A whistleblower has released documents bolstering claims a company at the centre of the Facebook-Cambridge Analytica scandal didn't destroy user data.
Researchers warn that malware could be used to blackmail users. New malware has been discovered that could eavesdrop on Android smartphone users and run up huge bills.
In what has become an alarmingly routine occurrence, an unsecured Amazon S3 server - this time affiliated with FedEx - has exposed personal information of tens of thousands of users.
A credentials-stealing malware program disguised as an Android app was recently found spoofing an Uber user interface, and even leveraging a deep link uniform resource identifier from the ride-sharing app to appear legitimate.
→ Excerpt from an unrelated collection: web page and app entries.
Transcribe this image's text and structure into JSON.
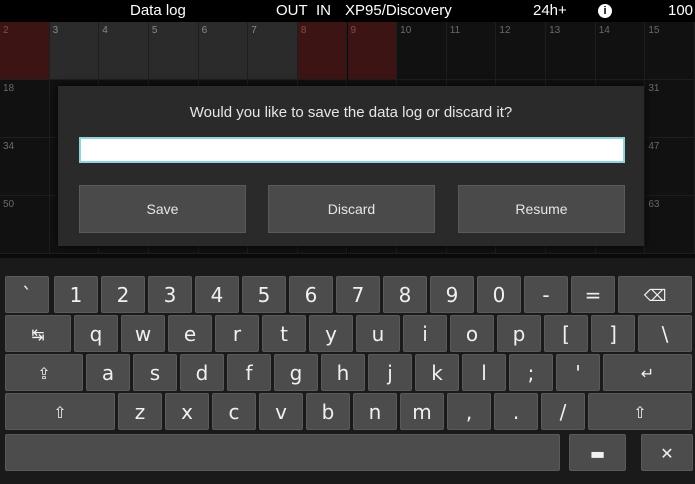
{
  "status_bar": {
    "title": "Data log",
    "out": "OUT",
    "in": "IN",
    "device": "XP95/Discovery",
    "timer": "24h+",
    "info_icon": "info-icon",
    "level": "100"
  },
  "grid": {
    "rows": [
      [
        "2",
        "3",
        "4",
        "5",
        "6",
        "7",
        "8",
        "9",
        "10",
        "11",
        "12",
        "13",
        "14",
        "15"
      ],
      [
        "18",
        "",
        "",
        "",
        "",
        "",
        "",
        "",
        "",
        "",
        "",
        "",
        "",
        "31"
      ],
      [
        "34",
        "",
        "",
        "",
        "",
        "",
        "",
        "",
        "",
        "",
        "",
        "",
        "",
        "47"
      ],
      [
        "50",
        "",
        "",
        "",
        "",
        "",
        "",
        "",
        "",
        "",
        "",
        "",
        "",
        "63"
      ]
    ]
  },
  "dialog": {
    "question": "Would you like to save the data log or discard it?",
    "input_value": "",
    "save_label": "Save",
    "discard_label": "Discard",
    "resume_label": "Resume"
  },
  "keyboard": {
    "row1": [
      "`",
      "1",
      "2",
      "3",
      "4",
      "5",
      "6",
      "7",
      "8",
      "9",
      "0",
      "-",
      "=",
      "⌫"
    ],
    "row2": [
      "↹",
      "q",
      "w",
      "e",
      "r",
      "t",
      "y",
      "u",
      "i",
      "o",
      "p",
      "[",
      "]",
      "\\"
    ],
    "row3": [
      "⇪",
      "a",
      "s",
      "d",
      "f",
      "g",
      "h",
      "j",
      "k",
      "l",
      ";",
      "'",
      "↵"
    ],
    "row4": [
      "⇧",
      "z",
      "x",
      "c",
      "v",
      "b",
      "n",
      "m",
      ",",
      ".",
      "/",
      "⇧"
    ],
    "row5": [
      "",
      "▬",
      "✕"
    ]
  }
}
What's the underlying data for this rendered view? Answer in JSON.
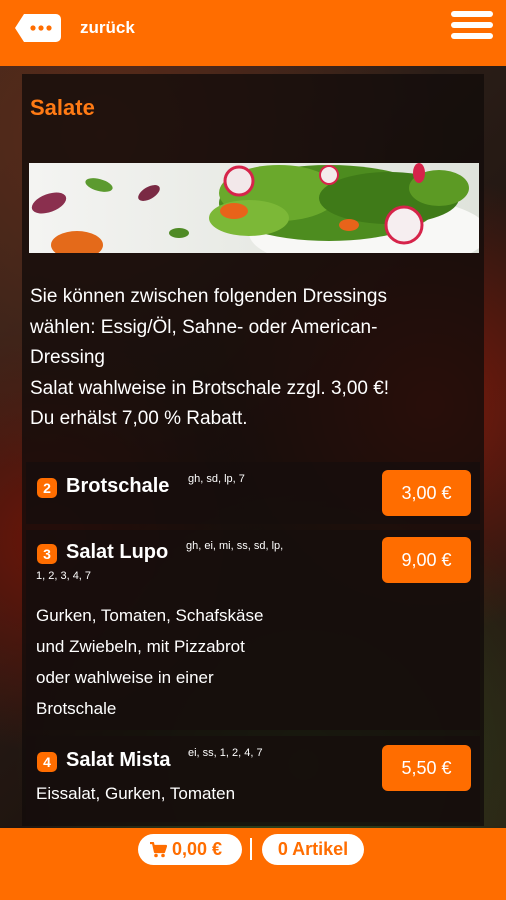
{
  "header": {
    "back_label": "zurück"
  },
  "category": {
    "title": "Salate",
    "intro_lines": [
      "Sie können zwischen folgenden Dressings",
      "wählen: Essig/Öl, Sahne- oder American-",
      "Dressing",
      "Salat wahlweise in Brotschale zzgl. 3,00 €!",
      "Du erhälst 7,00 % Rabatt."
    ]
  },
  "items": [
    {
      "number": "2",
      "name": "Brotschale",
      "allergens": "gh, sd, lp, 7",
      "price": "3,00 €"
    },
    {
      "number": "3",
      "name": "Salat Lupo",
      "allergens": "gh, ei, mi, ss, sd, lp,",
      "allergens_line2": "1, 2, 3, 4, 7",
      "price": "9,00 €",
      "description_lines": [
        "Gurken, Tomaten, Schafskäse",
        "und Zwiebeln, mit Pizzabrot",
        "oder wahlweise in einer",
        "Brotschale"
      ]
    },
    {
      "number": "4",
      "name": "Salat Mista",
      "allergens": "ei, ss, 1, 2, 4, 7",
      "price": "5,50 €",
      "description": "Eissalat, Gurken, Tomaten"
    }
  ],
  "cart": {
    "total": "0,00 €",
    "count_label": "0 Artikel"
  },
  "colors": {
    "accent": "#ff6d00",
    "title": "#ff7a14"
  }
}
Cyber-security pioneer John McAfee is warning users that anyone can be hacked after someone allegedly broke into his Twitter account to promote cryptocurrency investments.
A firmware code created by a Chinese company called Adups has been found to be collecting vasts amount of user information and sending it to servers located in China according to US cyber-security firm Kryptowire.
One of the internet's foremost video hosting platforms has been breached and hackers have made off with tens of millions of account details.
An law which will make companies tell customers and regulators when they've been breached is making yet another passage through Australia's legislative assembly.
Spotify may have experienced a security breach based on a list of customer account credentials discovered on Pastebin.
Tencent, a major chinese web browser with millions of users around the world, has been found leaking data with which users can be identified, tracked and attacked.
ISO file for free operating system download infected with botnet malware, and user forum details also stolen.
Users of the DayZ zombie shoot 'em up have been informed by the developer that their passwords and messages have been stolen by hackers.
Facebook says that government requests for data and insistence to take down content grew in the first half of 2015.
Twenty five percent of polled employees said they would sell private data and risk their jobs and criminal conviction for £5,000.